Task instructions: Give back an exact copy of the listing that follows, without the pictures.
[Start of Attachment]
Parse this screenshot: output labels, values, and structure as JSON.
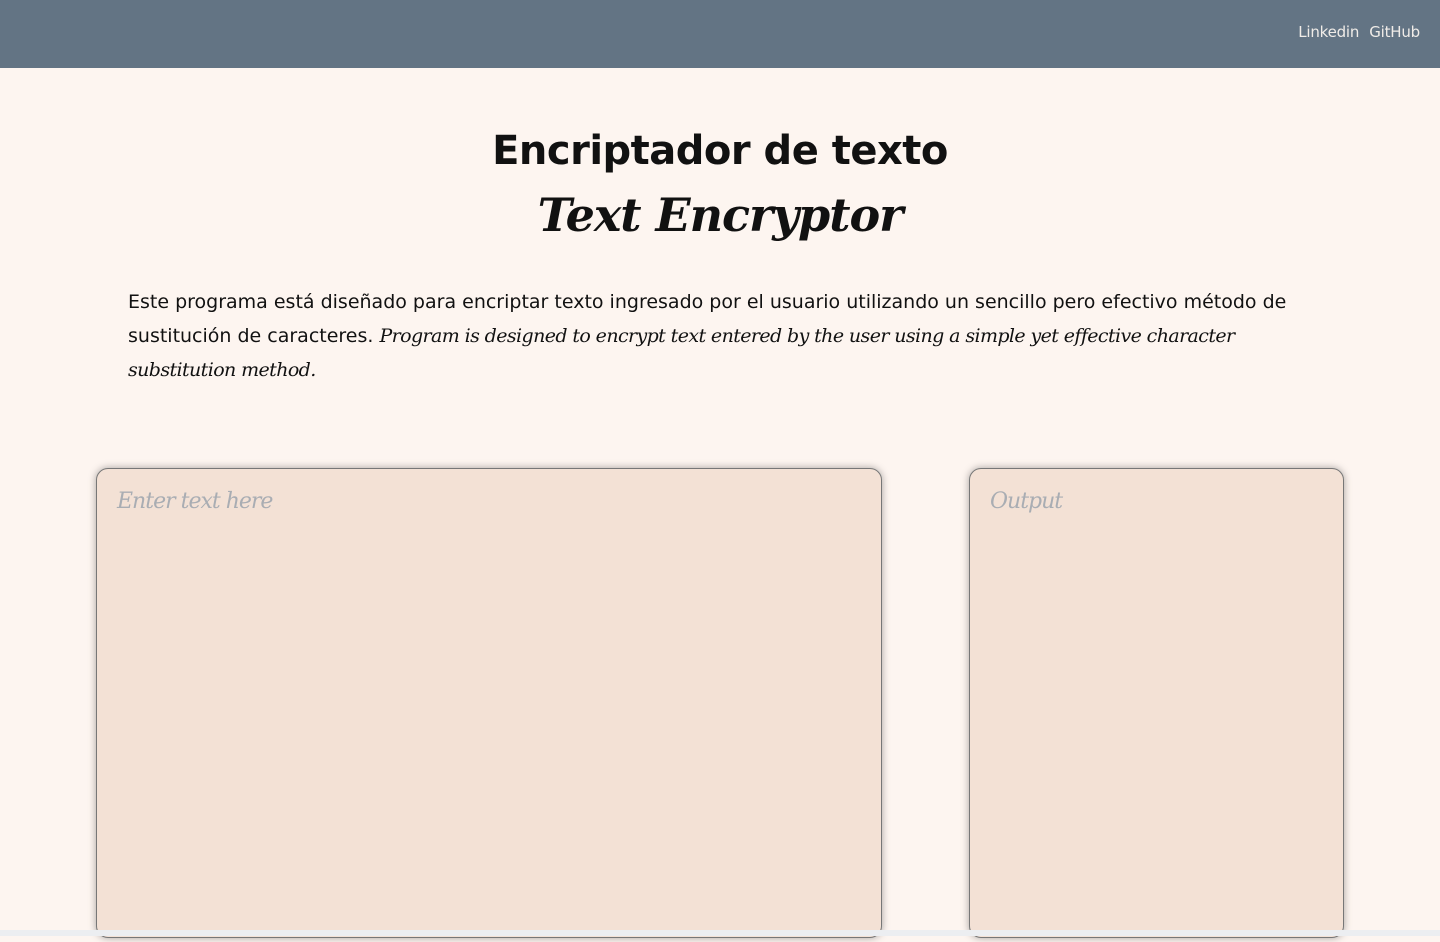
{
  "nav": {
    "links": [
      "Linkedin",
      "GitHub"
    ]
  },
  "header": {
    "title_es": "Encriptador de texto",
    "title_en": "Text Encryptor"
  },
  "description": {
    "es": "Este programa está diseñado para encriptar texto ingresado por el usuario utilizando un sencillo pero efectivo método de sustitución de caracteres.",
    "en": "Program is designed to encrypt text entered by the user using a simple yet effective character substitution method."
  },
  "input": {
    "placeholder": "Enter text here",
    "value": ""
  },
  "output": {
    "placeholder": "Output",
    "value": ""
  },
  "colors": {
    "topbar": "#637484",
    "background": "#fdf5f0",
    "panel": "#f3e1d5"
  }
}
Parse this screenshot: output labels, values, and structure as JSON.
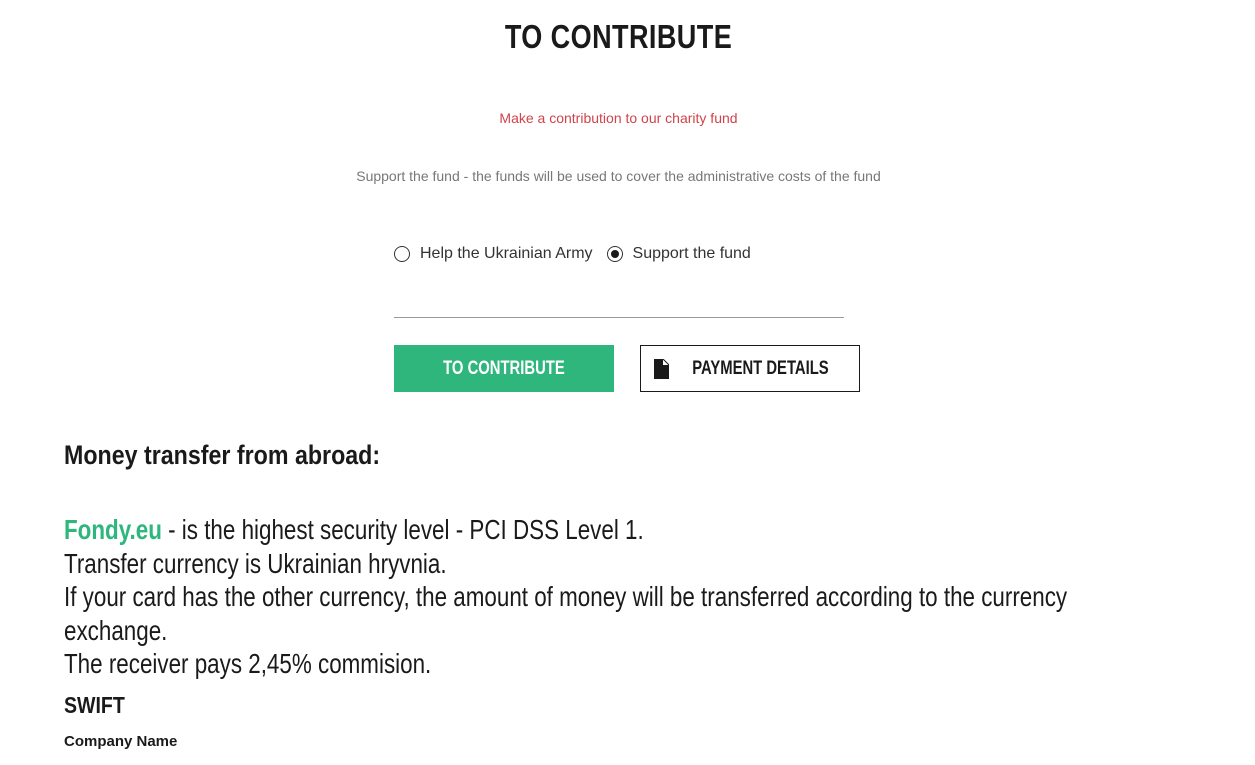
{
  "header": {
    "title": "TO CONTRIBUTE",
    "subtitle": "Make a contribution to our charity fund",
    "description": "Support the fund - the funds will be used to cover the administrative costs of the fund"
  },
  "form": {
    "options": [
      {
        "label": "Help the Ukrainian Army",
        "selected": false
      },
      {
        "label": "Support the fund",
        "selected": true
      }
    ],
    "amount": {
      "value": "",
      "placeholder": ""
    },
    "contribute_label": "TO CONTRIBUTE",
    "details_label": "PAYMENT DETAILS"
  },
  "transfer": {
    "heading": "Money transfer from abroad:",
    "fondy_link": "Fondy.eu",
    "line1_rest": " - is the highest security level - PCI DSS Level 1.",
    "line2": "Transfer currency is Ukrainian hryvnia.",
    "line3": "If your card has the other currency, the amount of money will be transferred according to the currency exchange.",
    "line4": "The receiver pays 2,45% commision.",
    "swift": "SWIFT",
    "company_name": "Company Name"
  },
  "colors": {
    "accent": "#2eb67d",
    "subtitle": "#d0434b",
    "text": "#1a1a1a",
    "muted": "#777777"
  }
}
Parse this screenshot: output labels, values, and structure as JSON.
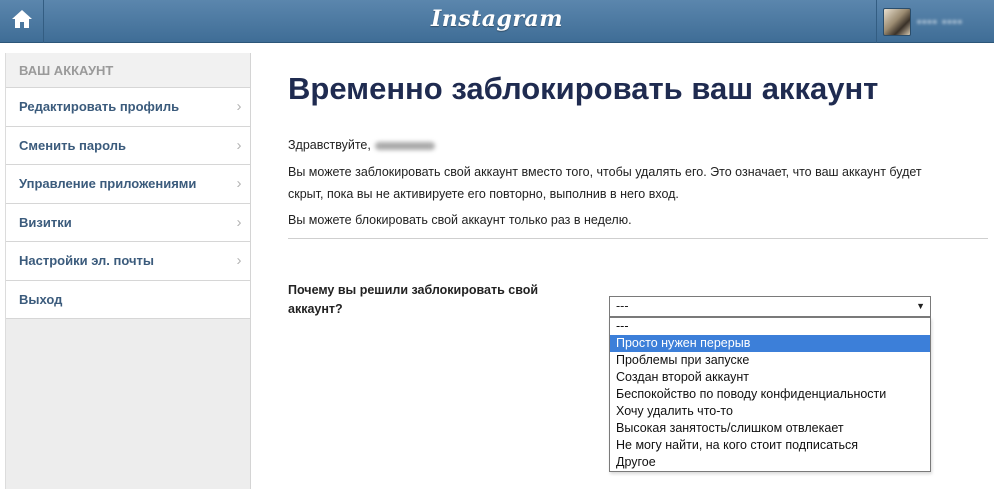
{
  "header": {
    "logo": "Instagram",
    "home_icon": "home-icon",
    "username": "•••• ••••"
  },
  "sidebar": {
    "heading": "ВАШ АККАУНТ",
    "items": [
      {
        "label": "Редактировать профиль"
      },
      {
        "label": "Сменить пароль"
      },
      {
        "label": "Управление приложениями"
      },
      {
        "label": "Визитки"
      },
      {
        "label": "Настройки эл. почты"
      },
      {
        "label": "Выход"
      }
    ]
  },
  "main": {
    "title": "Временно заблокировать ваш аккаунт",
    "greeting": "Здравствуйте,",
    "para1_line1": "Вы можете заблокировать свой аккаунт вместо того, чтобы удалять его. Это означает, что ваш аккаунт будет",
    "para1_line2": "скрыт, пока вы не активируете его повторно, выполнив в него вход.",
    "para2": "Вы можете блокировать свой аккаунт только раз в неделю.",
    "question_line1": "Почему вы решили заблокировать свой",
    "question_line2": "аккаунт?",
    "select": {
      "value": "---",
      "options": [
        {
          "label": "---"
        },
        {
          "label": "Просто нужен перерыв",
          "selected": true
        },
        {
          "label": "Проблемы при запуске"
        },
        {
          "label": "Создан второй аккаунт"
        },
        {
          "label": "Беспокойство по поводу конфиденциальности"
        },
        {
          "label": "Хочу удалить что-то"
        },
        {
          "label": "Высокая занятость/слишком отвлекает"
        },
        {
          "label": "Не могу найти, на кого стоит подписаться"
        },
        {
          "label": "Другое"
        }
      ]
    }
  }
}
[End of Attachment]
Task output:
Parse this screenshot: output labels, values, and structure as JSON.
{
  "nav": {
    "links": [
      "Linkedin",
      "GitHub"
    ]
  },
  "header": {
    "title_es": "Encriptador de texto",
    "title_en": "Text Encryptor"
  },
  "description": {
    "es": "Este programa está diseñado para encriptar texto ingresado por el usuario utilizando un sencillo pero efectivo método de sustitución de caracteres.",
    "en": "Program is designed to encrypt text entered by the user using a simple yet effective character substitution method."
  },
  "input": {
    "placeholder": "Enter text here",
    "value": ""
  },
  "output": {
    "placeholder": "Output",
    "value": ""
  },
  "colors": {
    "topbar": "#637484",
    "background": "#fdf5f0",
    "panel": "#f3e1d5"
  }
}
Parse this screenshot: output labels, values, and structure as JSON.
{
  "header": {
    "title": "TO CONTRIBUTE",
    "subtitle": "Make a contribution to our charity fund",
    "description": "Support the fund - the funds will be used to cover the administrative costs of the fund"
  },
  "form": {
    "options": [
      {
        "label": "Help the Ukrainian Army",
        "selected": false
      },
      {
        "label": "Support the fund",
        "selected": true
      }
    ],
    "amount": {
      "value": "",
      "placeholder": ""
    },
    "contribute_label": "TO CONTRIBUTE",
    "details_label": "PAYMENT DETAILS"
  },
  "transfer": {
    "heading": "Money transfer from abroad:",
    "fondy_link": "Fondy.eu",
    "line1_rest": " - is the highest security level - PCI DSS Level 1.",
    "line2": "Transfer currency is Ukrainian hryvnia.",
    "line3": "If your card has the other currency, the amount of money will be transferred according to the currency exchange.",
    "line4": "The receiver pays 2,45% commision.",
    "swift": "SWIFT",
    "company_name": "Company Name"
  },
  "colors": {
    "accent": "#2eb67d",
    "subtitle": "#d0434b",
    "text": "#1a1a1a",
    "muted": "#777777"
  }
}
Parse this screenshot: output labels, values, and structure as JSON.
{
  "header": {
    "logo": "Instagram",
    "home_icon": "home-icon",
    "username": "•••• ••••"
  },
  "sidebar": {
    "heading": "ВАШ АККАУНТ",
    "items": [
      {
        "label": "Редактировать профиль"
      },
      {
        "label": "Сменить пароль"
      },
      {
        "label": "Управление приложениями"
      },
      {
        "label": "Визитки"
      },
      {
        "label": "Настройки эл. почты"
      },
      {
        "label": "Выход"
      }
    ]
  },
  "main": {
    "title": "Временно заблокировать ваш аккаунт",
    "greeting": "Здравствуйте,",
    "para1_line1": "Вы можете заблокировать свой аккаунт вместо того, чтобы удалять его. Это означает, что ваш аккаунт будет",
    "para1_line2": "скрыт, пока вы не активируете его повторно, выполнив в него вход.",
    "para2": "Вы можете блокировать свой аккаунт только раз в неделю.",
    "question_line1": "Почему вы решили заблокировать свой",
    "question_line2": "аккаунт?",
    "select": {
      "value": "---",
      "options": [
        {
          "label": "---"
        },
        {
          "label": "Просто нужен перерыв",
          "selected": true
        },
        {
          "label": "Проблемы при запуске"
        },
        {
          "label": "Создан второй аккаунт"
        },
        {
          "label": "Беспокойство по поводу конфиденциальности"
        },
        {
          "label": "Хочу удалить что-то"
        },
        {
          "label": "Высокая занятость/слишком отвлекает"
        },
        {
          "label": "Не могу найти, на кого стоит подписаться"
        },
        {
          "label": "Другое"
        }
      ]
    }
  }
}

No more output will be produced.